Arthur J. Schiewe

For his leadership in developing aerospace communication and control systems for the nation's defense, the Schools of Engineering are proud to present the Distinguished Engineering Alumnus Award to Arthur J. Schiewe.

Executive Director, The Aerospace Institute,
The Aerospace Corporation
BSEE '53, MSEE '54, PhD '60

On his early interest in engineering

More than anything else, serendipity put me into the engineering profession. Although I was raised in the industrial town of Anderson, Indiana, I spent most of my nonschool time before college working on a family farm. That experience was great for developing a work ethic, discipline, and tolerance for adversity, but I could envision no future for myself in farming. Of more appeal to me were the career of a neighbor who specialized in building one-of-a-kind race cars in his shop and the new automotive developments being introduced by the General Motors plants in town. Engineering seemed a pathway to this interesting work, and Purdue was near at hand-in fact it was the only engineering school I knew much about.

On his Purdue education

The broad-based approach to engineering at Purdue was excellent in preparing me for my eventual career-although I didn't know it at the time. I wondered what would be the use for the foundry, heat treating, machine shop, and so on required in the first year, but it turned out to be a valuable background for understanding manufacturing processes later in my career.

Also valuable was the emphasis on orderly, logical problem-solving techniques and learning to learn. The latter was emphasized by Professor John Truxal, a new recruit from MIT when I encountered him in graduate school. He introduced the "learning exam," in which you were expected to integrate all past knowledge to solve new problems only slightly connected to his courses. It was a humbling experience for "A" students used to normal Purdue exams to get 30 percent on his exams.

On his career path

My goal in continuing graduate school was to go into teaching or a research laboratory, and the biggest challenge was staying on track to finish the PhD while, at the same time, being tempted by the interesting industry jobs. However, as I completed my PhD in 1960, an exciting nonprofit California company, The Aerospace Corporation, was in the formative stages. Its mission was to team with the Air Force and industry in the pioneering development of space technologies and systems for national defense. The appeal of involvement in this cutting-edge work was irresistible, and instead of a teaching position at Purdue, I accepted a position in development of launch vehicle and satellite guidance and control systems. My initial plan was to work five years and return to teaching, but it never happened, as I developed as a systems engineer and progressed in technical management.

On career challenges and accomplishments

In rebuilding and revitalizing many organizations for the company, I've had the opportunity for significant technical involvement in the development of military space systems. My primary accomplishments have been in leadership of the development of sophisticated computer simulations for technical management of complex space systems developments and operations, and in establishment of procedures for performing thorough risk assessment reviews of flight readiness of military satellites and their launch vehicles and payloads. Small errors in design or manufacture can lead to losses of several hundred million dollars.

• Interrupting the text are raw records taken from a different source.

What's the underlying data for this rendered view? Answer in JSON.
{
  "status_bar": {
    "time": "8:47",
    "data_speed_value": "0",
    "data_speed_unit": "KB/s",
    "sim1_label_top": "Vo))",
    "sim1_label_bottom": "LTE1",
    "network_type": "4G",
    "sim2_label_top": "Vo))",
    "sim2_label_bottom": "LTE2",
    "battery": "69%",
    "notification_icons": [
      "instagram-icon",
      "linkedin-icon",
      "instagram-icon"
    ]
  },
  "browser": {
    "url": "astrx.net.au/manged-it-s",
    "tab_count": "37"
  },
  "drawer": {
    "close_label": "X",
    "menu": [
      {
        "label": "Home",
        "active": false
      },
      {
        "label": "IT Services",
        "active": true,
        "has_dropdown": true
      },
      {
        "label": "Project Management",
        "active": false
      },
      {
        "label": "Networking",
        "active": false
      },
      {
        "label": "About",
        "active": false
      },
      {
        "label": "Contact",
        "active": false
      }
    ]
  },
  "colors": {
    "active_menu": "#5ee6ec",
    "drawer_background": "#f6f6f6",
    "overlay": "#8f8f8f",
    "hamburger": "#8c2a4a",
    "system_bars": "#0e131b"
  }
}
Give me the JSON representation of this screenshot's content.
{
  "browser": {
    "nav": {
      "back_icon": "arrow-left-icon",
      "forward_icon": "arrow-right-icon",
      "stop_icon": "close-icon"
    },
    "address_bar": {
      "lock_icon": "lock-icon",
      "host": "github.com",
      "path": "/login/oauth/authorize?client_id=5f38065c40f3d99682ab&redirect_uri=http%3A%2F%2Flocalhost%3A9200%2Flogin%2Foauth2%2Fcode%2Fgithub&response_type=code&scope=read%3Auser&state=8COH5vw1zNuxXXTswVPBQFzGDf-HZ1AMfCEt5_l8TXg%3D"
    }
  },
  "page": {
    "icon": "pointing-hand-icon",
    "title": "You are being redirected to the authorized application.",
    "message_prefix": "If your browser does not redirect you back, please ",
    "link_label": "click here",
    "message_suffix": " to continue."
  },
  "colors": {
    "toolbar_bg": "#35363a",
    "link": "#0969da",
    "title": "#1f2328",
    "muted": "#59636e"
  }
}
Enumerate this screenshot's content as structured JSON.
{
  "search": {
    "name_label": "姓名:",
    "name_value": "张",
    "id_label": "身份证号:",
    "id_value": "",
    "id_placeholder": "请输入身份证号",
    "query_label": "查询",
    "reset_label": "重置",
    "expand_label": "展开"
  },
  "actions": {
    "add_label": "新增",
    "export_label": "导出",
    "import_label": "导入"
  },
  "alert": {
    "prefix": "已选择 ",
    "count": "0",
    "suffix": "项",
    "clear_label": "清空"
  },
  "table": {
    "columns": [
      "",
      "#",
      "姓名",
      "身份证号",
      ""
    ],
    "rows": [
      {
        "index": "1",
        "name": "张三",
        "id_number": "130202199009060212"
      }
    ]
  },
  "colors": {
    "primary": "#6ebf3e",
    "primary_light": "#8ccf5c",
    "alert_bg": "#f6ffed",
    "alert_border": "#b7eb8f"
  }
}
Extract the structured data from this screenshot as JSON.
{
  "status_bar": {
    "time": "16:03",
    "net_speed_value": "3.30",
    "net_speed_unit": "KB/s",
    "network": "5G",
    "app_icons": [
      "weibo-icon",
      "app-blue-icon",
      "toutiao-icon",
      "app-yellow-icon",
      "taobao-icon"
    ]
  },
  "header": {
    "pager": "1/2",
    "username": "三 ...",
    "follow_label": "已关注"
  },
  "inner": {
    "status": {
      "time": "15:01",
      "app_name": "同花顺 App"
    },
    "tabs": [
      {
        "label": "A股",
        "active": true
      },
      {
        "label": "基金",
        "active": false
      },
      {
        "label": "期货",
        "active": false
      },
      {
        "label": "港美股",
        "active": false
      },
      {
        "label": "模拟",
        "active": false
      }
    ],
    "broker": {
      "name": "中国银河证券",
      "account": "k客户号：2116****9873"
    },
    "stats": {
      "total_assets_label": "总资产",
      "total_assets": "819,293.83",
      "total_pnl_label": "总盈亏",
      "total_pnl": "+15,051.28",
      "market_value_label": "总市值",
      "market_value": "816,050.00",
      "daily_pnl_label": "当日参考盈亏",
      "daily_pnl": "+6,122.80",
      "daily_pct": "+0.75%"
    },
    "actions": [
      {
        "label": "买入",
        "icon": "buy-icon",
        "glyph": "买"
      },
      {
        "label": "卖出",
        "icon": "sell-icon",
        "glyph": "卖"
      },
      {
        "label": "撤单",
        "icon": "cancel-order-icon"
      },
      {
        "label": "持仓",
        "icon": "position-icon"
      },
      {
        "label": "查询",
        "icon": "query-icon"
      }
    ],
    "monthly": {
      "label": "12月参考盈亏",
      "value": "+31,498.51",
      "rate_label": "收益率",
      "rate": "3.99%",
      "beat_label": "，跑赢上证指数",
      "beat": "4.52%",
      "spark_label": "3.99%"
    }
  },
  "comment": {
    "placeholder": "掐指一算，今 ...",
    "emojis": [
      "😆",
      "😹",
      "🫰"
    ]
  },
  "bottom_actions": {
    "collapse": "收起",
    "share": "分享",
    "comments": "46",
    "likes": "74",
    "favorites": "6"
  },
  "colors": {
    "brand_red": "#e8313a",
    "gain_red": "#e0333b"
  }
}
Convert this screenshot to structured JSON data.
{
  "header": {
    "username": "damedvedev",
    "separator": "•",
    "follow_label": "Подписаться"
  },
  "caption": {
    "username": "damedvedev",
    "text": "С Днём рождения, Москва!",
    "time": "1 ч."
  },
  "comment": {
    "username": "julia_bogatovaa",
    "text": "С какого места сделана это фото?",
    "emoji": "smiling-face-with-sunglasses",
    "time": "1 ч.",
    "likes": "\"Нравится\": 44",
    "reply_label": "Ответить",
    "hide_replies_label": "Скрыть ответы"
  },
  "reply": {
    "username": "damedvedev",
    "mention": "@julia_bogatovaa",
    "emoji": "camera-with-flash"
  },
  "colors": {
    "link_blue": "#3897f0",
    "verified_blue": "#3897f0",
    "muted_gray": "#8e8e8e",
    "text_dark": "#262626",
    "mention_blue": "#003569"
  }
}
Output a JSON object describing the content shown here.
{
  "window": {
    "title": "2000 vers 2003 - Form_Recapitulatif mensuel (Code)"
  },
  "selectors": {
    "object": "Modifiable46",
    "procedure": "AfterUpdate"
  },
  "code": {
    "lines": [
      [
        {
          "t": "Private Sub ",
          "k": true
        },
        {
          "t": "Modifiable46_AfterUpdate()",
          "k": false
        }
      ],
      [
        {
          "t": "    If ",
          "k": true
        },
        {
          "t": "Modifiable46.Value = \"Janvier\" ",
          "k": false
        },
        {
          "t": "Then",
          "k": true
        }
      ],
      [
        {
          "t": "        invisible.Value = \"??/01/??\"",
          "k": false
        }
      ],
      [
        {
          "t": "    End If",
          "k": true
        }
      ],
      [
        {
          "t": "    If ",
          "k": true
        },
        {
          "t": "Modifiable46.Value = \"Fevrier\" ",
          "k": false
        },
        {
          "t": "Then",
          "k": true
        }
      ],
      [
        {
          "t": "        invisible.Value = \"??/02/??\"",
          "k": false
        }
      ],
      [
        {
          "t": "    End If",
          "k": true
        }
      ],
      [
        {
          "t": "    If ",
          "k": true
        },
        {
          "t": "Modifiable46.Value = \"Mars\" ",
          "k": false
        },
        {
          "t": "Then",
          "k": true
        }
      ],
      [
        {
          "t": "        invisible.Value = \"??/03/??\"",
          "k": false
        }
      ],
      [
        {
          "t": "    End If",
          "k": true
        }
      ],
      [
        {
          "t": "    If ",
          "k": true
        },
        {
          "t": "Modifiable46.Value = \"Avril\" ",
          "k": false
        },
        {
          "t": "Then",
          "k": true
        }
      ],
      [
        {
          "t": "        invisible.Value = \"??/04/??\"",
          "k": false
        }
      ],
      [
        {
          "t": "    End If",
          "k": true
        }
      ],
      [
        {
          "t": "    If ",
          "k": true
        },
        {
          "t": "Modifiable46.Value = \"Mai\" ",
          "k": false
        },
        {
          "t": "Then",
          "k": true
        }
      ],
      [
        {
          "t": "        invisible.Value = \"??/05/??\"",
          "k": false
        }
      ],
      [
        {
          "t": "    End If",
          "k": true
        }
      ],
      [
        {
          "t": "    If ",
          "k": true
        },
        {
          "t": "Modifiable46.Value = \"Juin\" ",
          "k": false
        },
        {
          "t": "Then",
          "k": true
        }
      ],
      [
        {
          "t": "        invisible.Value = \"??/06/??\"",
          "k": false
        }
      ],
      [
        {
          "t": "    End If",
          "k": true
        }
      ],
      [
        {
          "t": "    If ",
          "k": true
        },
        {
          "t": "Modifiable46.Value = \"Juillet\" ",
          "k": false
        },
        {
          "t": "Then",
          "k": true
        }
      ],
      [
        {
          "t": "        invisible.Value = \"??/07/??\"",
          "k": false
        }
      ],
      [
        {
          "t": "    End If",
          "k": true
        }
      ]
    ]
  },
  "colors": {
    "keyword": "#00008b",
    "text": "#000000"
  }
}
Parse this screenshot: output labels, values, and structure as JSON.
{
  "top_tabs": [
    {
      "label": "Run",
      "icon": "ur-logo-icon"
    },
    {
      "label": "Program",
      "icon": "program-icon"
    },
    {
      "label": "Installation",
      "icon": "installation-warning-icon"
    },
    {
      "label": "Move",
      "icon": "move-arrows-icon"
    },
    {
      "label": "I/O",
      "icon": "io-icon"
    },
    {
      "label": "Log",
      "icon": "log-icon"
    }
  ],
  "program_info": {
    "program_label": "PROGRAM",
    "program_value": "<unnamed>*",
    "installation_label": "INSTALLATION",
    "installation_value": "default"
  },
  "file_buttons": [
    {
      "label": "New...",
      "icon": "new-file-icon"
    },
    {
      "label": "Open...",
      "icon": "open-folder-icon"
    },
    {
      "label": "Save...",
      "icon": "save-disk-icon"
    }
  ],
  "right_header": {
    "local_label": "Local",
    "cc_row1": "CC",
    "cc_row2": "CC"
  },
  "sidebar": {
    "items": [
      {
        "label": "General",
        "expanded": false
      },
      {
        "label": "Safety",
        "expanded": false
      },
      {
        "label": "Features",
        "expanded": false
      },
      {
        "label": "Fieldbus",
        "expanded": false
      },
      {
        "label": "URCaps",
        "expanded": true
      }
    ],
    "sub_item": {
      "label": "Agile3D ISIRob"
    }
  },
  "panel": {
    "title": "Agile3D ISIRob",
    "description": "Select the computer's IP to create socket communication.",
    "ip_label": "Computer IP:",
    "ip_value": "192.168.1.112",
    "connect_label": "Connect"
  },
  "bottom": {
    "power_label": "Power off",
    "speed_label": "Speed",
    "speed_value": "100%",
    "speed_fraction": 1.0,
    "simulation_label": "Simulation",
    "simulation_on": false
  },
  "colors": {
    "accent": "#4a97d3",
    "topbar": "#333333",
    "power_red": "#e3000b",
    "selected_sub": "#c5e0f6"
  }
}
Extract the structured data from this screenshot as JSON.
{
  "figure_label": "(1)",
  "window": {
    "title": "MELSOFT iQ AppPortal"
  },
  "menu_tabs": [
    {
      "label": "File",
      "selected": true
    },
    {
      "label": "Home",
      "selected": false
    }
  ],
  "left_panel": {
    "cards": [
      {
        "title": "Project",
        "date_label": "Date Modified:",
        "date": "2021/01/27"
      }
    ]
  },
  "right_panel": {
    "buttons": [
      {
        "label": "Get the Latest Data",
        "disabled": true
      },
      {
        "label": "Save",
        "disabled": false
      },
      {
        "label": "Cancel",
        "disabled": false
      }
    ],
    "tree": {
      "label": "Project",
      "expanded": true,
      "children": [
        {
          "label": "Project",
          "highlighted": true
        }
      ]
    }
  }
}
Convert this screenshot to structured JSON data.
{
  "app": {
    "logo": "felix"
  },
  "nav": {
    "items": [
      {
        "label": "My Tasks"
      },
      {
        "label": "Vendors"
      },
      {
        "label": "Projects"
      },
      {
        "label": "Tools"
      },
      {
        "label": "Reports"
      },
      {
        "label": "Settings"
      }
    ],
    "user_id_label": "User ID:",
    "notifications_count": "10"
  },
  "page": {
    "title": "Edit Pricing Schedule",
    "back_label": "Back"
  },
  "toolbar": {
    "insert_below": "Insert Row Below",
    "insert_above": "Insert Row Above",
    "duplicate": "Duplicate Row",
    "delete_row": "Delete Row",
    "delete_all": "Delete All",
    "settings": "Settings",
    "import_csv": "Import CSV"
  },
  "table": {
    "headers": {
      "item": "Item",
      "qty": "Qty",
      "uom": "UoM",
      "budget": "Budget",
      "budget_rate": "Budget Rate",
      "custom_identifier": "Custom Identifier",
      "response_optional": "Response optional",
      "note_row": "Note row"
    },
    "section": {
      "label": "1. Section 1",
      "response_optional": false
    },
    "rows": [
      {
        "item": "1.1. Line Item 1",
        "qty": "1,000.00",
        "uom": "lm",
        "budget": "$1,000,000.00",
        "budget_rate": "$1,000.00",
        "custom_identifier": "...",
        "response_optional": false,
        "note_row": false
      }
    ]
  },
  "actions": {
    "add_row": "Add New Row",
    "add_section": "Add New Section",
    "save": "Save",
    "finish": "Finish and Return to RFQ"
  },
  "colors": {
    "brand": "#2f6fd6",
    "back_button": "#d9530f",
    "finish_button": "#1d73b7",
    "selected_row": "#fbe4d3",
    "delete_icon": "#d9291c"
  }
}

At my retirement as a corporate officer this year, I have finally returned to the education arena-after 35, not five, years! My new assignment is to develop a "corporate quality university" within Aerospace to strengthen the company's ability to survive the sharply downward trend in Department of Defense funding through improvement of our core competencies and the quality of our service products and facilitation of a leadership and learning culture throughout the company.

On hands-on education

Although there were no formal co-op programs when I was at Purdue, I was able to patch one together through a series of summer jobs at various General Motors plants. That experience was extremely valuable in putting my Purdue coursework into perspective. I've heavily supported co-op programs from my management positions, including the one at Purdue. With the rapid changes in the economic and technology environments, it's important for academia and industry to collaborate even more closely to ensure continuous learning and deliver just-in-time education throughout the careers of engineers and other professionals. Multimedia technology will facilitate these collaborations.

1994- :
Executive Director, The Aerospace Institute. Oversees development of unified education center to support corporate mission and goals.
Group Vice President, Engineering and Technology, The Aerospace Corporation, a federally funded research and development center established to provide systems engineering and technical oversight for military space systems acquisitions.
Vice President, Laboratory Operations. Responsible for research and experimentation programs on materials and devices for space applications.
General Manager, Systems Computer and Engineering Division.
General Manager, Mission Information Systems Division. Responsible for development of engineering analysis techniques and computer simulations for space mission planning and for processing and interpreting sensor information returned from satellites.
General Manager, Electronics and Optics Division.
General Manager, Guidance and Control Division.
Subdivision Director, Control and Sensor Systems.
Department Head, Control Systems.
Section Manager, Control Systems.
Group Leader, Guidance, Space Technology Laboratories.
Engineer, Ramo-Wooldridge Corporation.
Project Engineer, Westinghouse Electric Corporation.

BSEE '53, MSEE '54, PhD '60, Purdue.